* **Action item**: Please say how many lines in the records below contain the word "kasus". Give the number and nothing more.

-=-=-=-=-

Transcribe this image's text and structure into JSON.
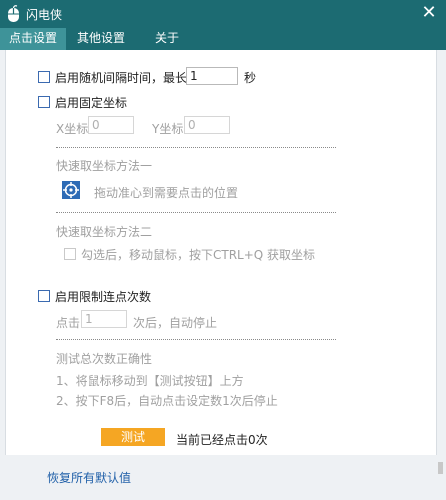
{
  "window": {
    "title": "闪电侠"
  },
  "tabs": [
    {
      "label": "点击设置",
      "active": true
    },
    {
      "label": "其他设置",
      "active": false
    },
    {
      "label": "关于",
      "active": false
    }
  ],
  "random_interval": {
    "label": "启用随机间隔时间，最长为",
    "value": "1",
    "unit": "秒",
    "checked": false
  },
  "fixed_coord": {
    "label": "启用固定坐标",
    "checked": false,
    "x_label": "X坐标",
    "x_value": "0",
    "y_label": "Y坐标",
    "y_value": "0",
    "method1_title": "快速取坐标方法一",
    "method1_hint": "拖动准心到需要点击的位置",
    "method2_title": "快速取坐标方法二",
    "method2_hint": "勾选后，移动鼠标，按下CTRL+Q 获取坐标",
    "method2_checked": false
  },
  "limit_clicks": {
    "label": "启用限制连点次数",
    "checked": false,
    "prefix": "点击",
    "value": "1",
    "suffix": "次后，自动停止"
  },
  "test": {
    "title": "测试总次数正确性",
    "step1": "1、将鼠标移动到【测试按钮】上方",
    "step2": "2、按下F8后，自动点击设定数1次后停止",
    "button_label": "测试",
    "status": "当前已经点击0次"
  },
  "footer": {
    "reset_label": "恢复所有默认值"
  },
  "colors": {
    "titlebar": "#1c6b72",
    "active_tab": "#3e9399",
    "test_button": "#f5a623",
    "link": "#1f5fa8"
  }
}
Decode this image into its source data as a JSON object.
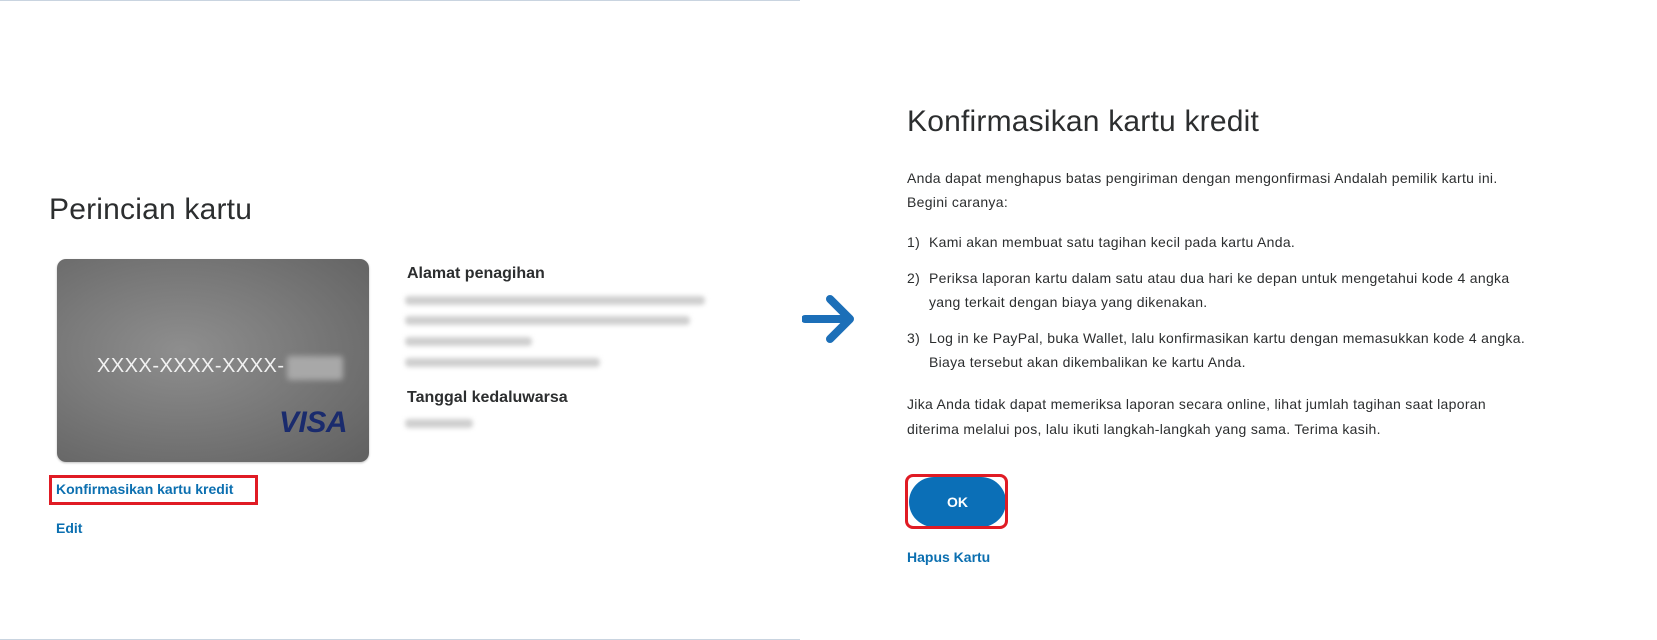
{
  "left": {
    "title": "Perincian kartu",
    "card": {
      "number_masked": "XXXX-XXXX-XXXX-",
      "brand": "VISA"
    },
    "billing_address_label": "Alamat penagihan",
    "expiry_label": "Tanggal kedaluwarsa",
    "confirm_link": "Konfirmasikan kartu kredit",
    "edit_link": "Edit"
  },
  "right": {
    "title": "Konfirmasikan kartu kredit",
    "intro_line1": "Anda dapat menghapus batas pengiriman dengan mengonfirmasi Andalah pemilik kartu ini.",
    "intro_line2": "Begini caranya:",
    "steps": [
      {
        "num": "1)",
        "lines": [
          "Kami akan membuat satu tagihan kecil pada kartu Anda."
        ]
      },
      {
        "num": "2)",
        "lines": [
          "Periksa laporan kartu dalam satu atau dua hari ke depan untuk mengetahui kode 4 angka",
          "yang terkait dengan biaya yang dikenakan."
        ]
      },
      {
        "num": "3)",
        "lines": [
          "Log in ke PayPal, buka Wallet, lalu konfirmasikan kartu dengan memasukkan kode 4 angka.",
          "Biaya tersebut akan dikembalikan ke kartu Anda."
        ]
      }
    ],
    "note_line1": "Jika Anda tidak dapat memeriksa laporan secara online, lihat jumlah tagihan saat laporan",
    "note_line2": "diterima melalui pos, lalu ikuti langkah-langkah yang sama. Terima kasih.",
    "ok_button": "OK",
    "remove_link": "Hapus Kartu"
  },
  "colors": {
    "link": "#0b6fb0",
    "button": "#0b6fb7",
    "highlight": "#e01b24",
    "arrow": "#1c6fb8"
  },
  "icons": {
    "arrow": "arrow-right-icon"
  }
}
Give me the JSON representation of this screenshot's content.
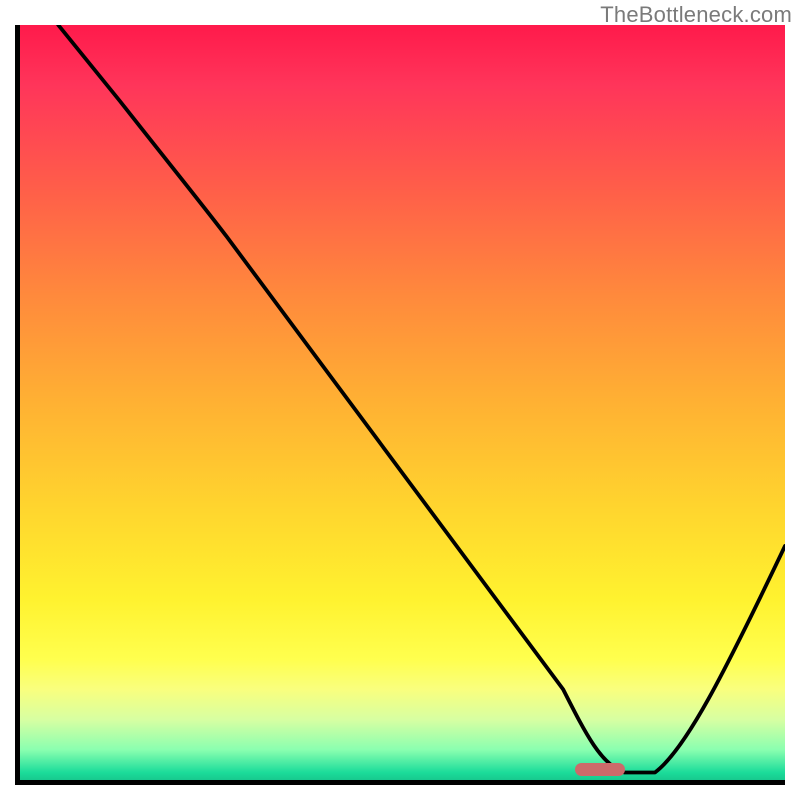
{
  "watermark": "TheBottleneck.com",
  "colors": {
    "axis": "#000000",
    "curve": "#000000",
    "marker": "#cc6a6a",
    "gradient": [
      "#ff1a4b",
      "#ffd52e",
      "#fff22f",
      "#1bdc9a"
    ]
  },
  "chart_data": {
    "type": "line",
    "title": "",
    "xlabel": "",
    "ylabel": "",
    "xlim": [
      0,
      100
    ],
    "ylim": [
      0,
      100
    ],
    "grid": false,
    "legend": false,
    "annotations": [
      {
        "kind": "marker",
        "x": 75,
        "y": 1.5,
        "color": "#cc6a6a"
      }
    ],
    "series": [
      {
        "name": "bottleneck-curve",
        "x": [
          5,
          12,
          20,
          25,
          32,
          40,
          48,
          56,
          64,
          70,
          75,
          80,
          85,
          90,
          95,
          100
        ],
        "y": [
          100,
          90,
          80,
          75,
          67,
          57,
          47,
          37,
          27,
          15,
          3,
          0,
          5,
          14,
          24,
          34
        ]
      }
    ],
    "description": "A single black curve over a vertical red→yellow→green gradient. The curve starts at the top-left, descends with a slight slope change around x≈25, reaches a flat minimum near x≈75–80 (marked by a small rounded red bar on the x-axis), then rises sharply toward the right edge. Axes are unlabeled with thick black left and bottom borders."
  }
}
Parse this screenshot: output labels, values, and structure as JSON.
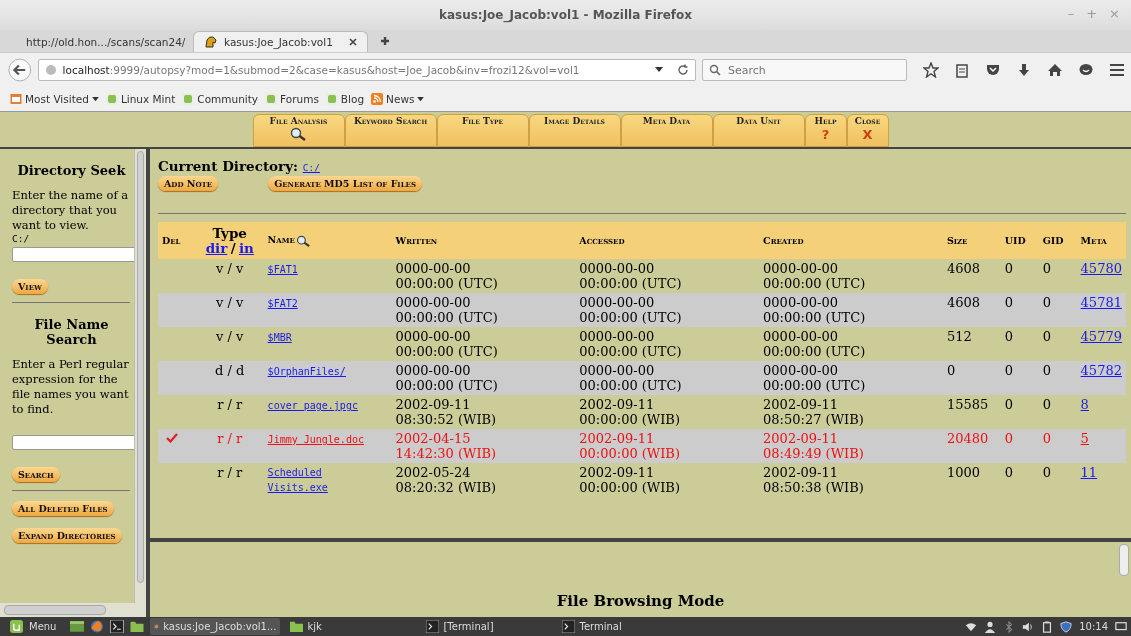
{
  "window": {
    "title": "kasus:Joe_Jacob:vol1 - Mozilla Firefox",
    "controls": [
      "–",
      "+",
      "×"
    ]
  },
  "tabs": [
    {
      "label": "http://old.hon.../scans/scan24/",
      "selected": false
    },
    {
      "label": "kasus:Joe_Jacob:vol1",
      "selected": true
    }
  ],
  "address": {
    "host": "localhost",
    "rest": ":9999/autopsy?mod=1&submod=2&case=kasus&host=Joe_Jacob&inv=frozi12&vol=vol1"
  },
  "search": {
    "placeholder": "Search"
  },
  "bookmarks": [
    {
      "label": "Most Visited",
      "kind": "folder",
      "menu": true
    },
    {
      "label": "Linux Mint",
      "kind": "mint",
      "menu": false
    },
    {
      "label": "Community",
      "kind": "mint",
      "menu": false
    },
    {
      "label": "Forums",
      "kind": "mint",
      "menu": false
    },
    {
      "label": "Blog",
      "kind": "mint",
      "menu": false
    },
    {
      "label": "News",
      "kind": "rss",
      "menu": true
    }
  ],
  "toolbar": [
    {
      "label": "File Analysis",
      "kind": "search"
    },
    {
      "label": "Keyword Search",
      "kind": "plain"
    },
    {
      "label": "File Type",
      "kind": "plain"
    },
    {
      "label": "Image Details",
      "kind": "plain"
    },
    {
      "label": "Meta Data",
      "kind": "plain"
    },
    {
      "label": "Data Unit",
      "kind": "plain"
    },
    {
      "label": "Help",
      "kind": "text",
      "sub": "?"
    },
    {
      "label": "Close",
      "kind": "text",
      "sub": "X"
    }
  ],
  "sidebar": {
    "seek_title": "Directory Seek",
    "seek_text": "Enter the name of a directory that you want to view.",
    "seek_value_hint": "C:/",
    "view_button": "View",
    "search_title": "File Name Search",
    "search_text": "Enter a Perl regular expression for the file names you want to find.",
    "search_button": "Search",
    "buttons": [
      "All Deleted Files",
      "Expand Directories"
    ]
  },
  "current_directory": {
    "label": "Current Directory:",
    "path": "C:/"
  },
  "actions": [
    "Add Note",
    "Generate MD5 List of Files"
  ],
  "table": {
    "columns": {
      "del": "Del",
      "type": "Type",
      "type_dir": "dir",
      "type_sep": "/",
      "type_in": "in",
      "name": "Name",
      "written": "Written",
      "accessed": "Accessed",
      "created": "Created",
      "size": "Size",
      "uid": "UID",
      "gid": "GID",
      "meta": "Meta"
    },
    "rows": [
      {
        "deleted": false,
        "type": "v / v",
        "name": "$FAT1",
        "written": [
          "0000-00-00",
          "00:00:00 (UTC)"
        ],
        "accessed": [
          "0000-00-00",
          "00:00:00 (UTC)"
        ],
        "created": [
          "0000-00-00",
          "00:00:00 (UTC)"
        ],
        "size": "4608",
        "uid": "0",
        "gid": "0",
        "meta": "45780"
      },
      {
        "deleted": false,
        "type": "v / v",
        "name": "$FAT2",
        "written": [
          "0000-00-00",
          "00:00:00 (UTC)"
        ],
        "accessed": [
          "0000-00-00",
          "00:00:00 (UTC)"
        ],
        "created": [
          "0000-00-00",
          "00:00:00 (UTC)"
        ],
        "size": "4608",
        "uid": "0",
        "gid": "0",
        "meta": "45781"
      },
      {
        "deleted": false,
        "type": "v / v",
        "name": "$MBR",
        "written": [
          "0000-00-00",
          "00:00:00 (UTC)"
        ],
        "accessed": [
          "0000-00-00",
          "00:00:00 (UTC)"
        ],
        "created": [
          "0000-00-00",
          "00:00:00 (UTC)"
        ],
        "size": "512",
        "uid": "0",
        "gid": "0",
        "meta": "45779"
      },
      {
        "deleted": false,
        "type": "d / d",
        "name": "$OrphanFiles/",
        "written": [
          "0000-00-00",
          "00:00:00 (UTC)"
        ],
        "accessed": [
          "0000-00-00",
          "00:00:00 (UTC)"
        ],
        "created": [
          "0000-00-00",
          "00:00:00 (UTC)"
        ],
        "size": "0",
        "uid": "0",
        "gid": "0",
        "meta": "45782"
      },
      {
        "deleted": false,
        "type": "r / r",
        "name": "cover page.jpgc",
        "written": [
          "2002-09-11",
          "08:30:52 (WIB)"
        ],
        "accessed": [
          "2002-09-11",
          "00:00:00 (WIB)"
        ],
        "created": [
          "2002-09-11",
          "08:50:27 (WIB)"
        ],
        "size": "15585",
        "uid": "0",
        "gid": "0",
        "meta": "8"
      },
      {
        "deleted": true,
        "type": "r / r",
        "name": "Jimmy Jungle.doc",
        "written": [
          "2002-04-15",
          "14:42:30 (WIB)"
        ],
        "accessed": [
          "2002-09-11",
          "00:00:00 (WIB)"
        ],
        "created": [
          "2002-09-11",
          "08:49:49 (WIB)"
        ],
        "size": "20480",
        "uid": "0",
        "gid": "0",
        "meta": "5"
      },
      {
        "deleted": false,
        "type": "r / r",
        "name": "Scheduled Visits.exe",
        "written": [
          "2002-05-24",
          "08:20:32 (WIB)"
        ],
        "accessed": [
          "2002-09-11",
          "00:00:00 (WIB)"
        ],
        "created": [
          "2002-09-11",
          "08:50:38 (WIB)"
        ],
        "size": "1000",
        "uid": "0",
        "gid": "0",
        "meta": "11"
      }
    ]
  },
  "mode_title": "File Browsing Mode",
  "taskbar": {
    "menu": "Menu",
    "windows": [
      {
        "label": "kasus:Joe_Jacob:vol1...",
        "kind": "firefox",
        "selected": true
      },
      {
        "label": "kjk",
        "kind": "folder",
        "selected": false
      },
      {
        "label": "[Terminal]",
        "kind": "terminal",
        "selected": false
      },
      {
        "label": "Terminal",
        "kind": "terminal",
        "selected": false
      }
    ],
    "clock": "10:14"
  }
}
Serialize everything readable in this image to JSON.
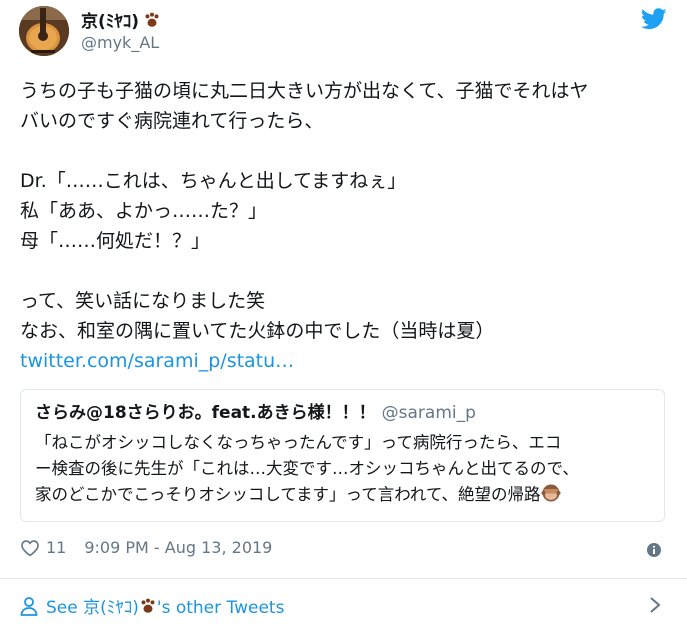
{
  "author": {
    "display_name": "京(ﾐﾔｺ)",
    "handle": "@myk_AL",
    "avatar_icon": "guitar-avatar",
    "name_emoji": "paw-prints-icon"
  },
  "tweet": {
    "lines": [
      "うちの子も子猫の頃に丸二日大きい方が出なくて、子猫でそれはヤ",
      "バいのですぐ病院連れて行ったら、",
      "",
      "Dr.「……これは、ちゃんと出してますねぇ」",
      "私「ああ、よかっ……た？」",
      "母「……何処だ！？」",
      "",
      "って、笑い話になりました笑",
      "なお、和室の隅に置いてた火鉢の中でした（当時は夏）"
    ],
    "link": "twitter.com/sarami_p/statu…"
  },
  "quote": {
    "name": "さらみ@18さらりお。feat.あきら様！！！",
    "handle": "@sarami_p",
    "text_lines": [
      "「ねこがオシッコしなくなっちゃったんです」って病院行ったら、エコ",
      "ー検査の後に先生が「これは…大変です…オシッコちゃんと出てるので、",
      "家のどこかでこっそりオシッコしてます」って言われて、絶望の帰路"
    ],
    "emoji": "see-no-evil-monkey-icon"
  },
  "meta": {
    "likes": "11",
    "timestamp": "9:09 PM - Aug 13, 2019"
  },
  "footer": {
    "see_prefix": "See ",
    "see_name": "京(ﾐﾔｺ)",
    "see_suffix": "'s other Tweets"
  },
  "colors": {
    "link": "#1b95e0",
    "muted": "#657786",
    "border": "#e1e8ed",
    "paw": "#7a3b1a"
  }
}
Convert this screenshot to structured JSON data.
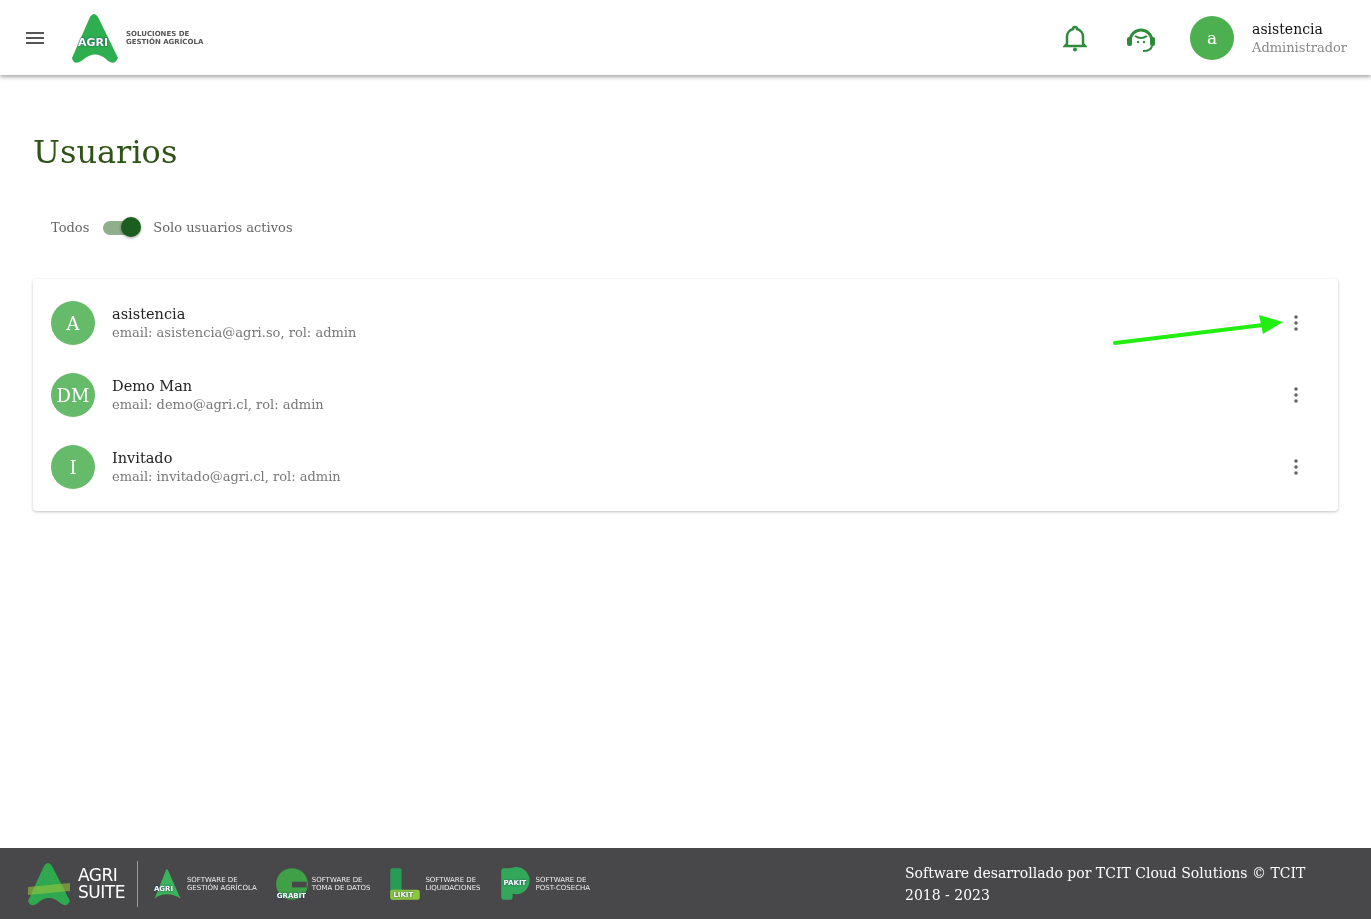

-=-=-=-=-

* **Task answer**: 4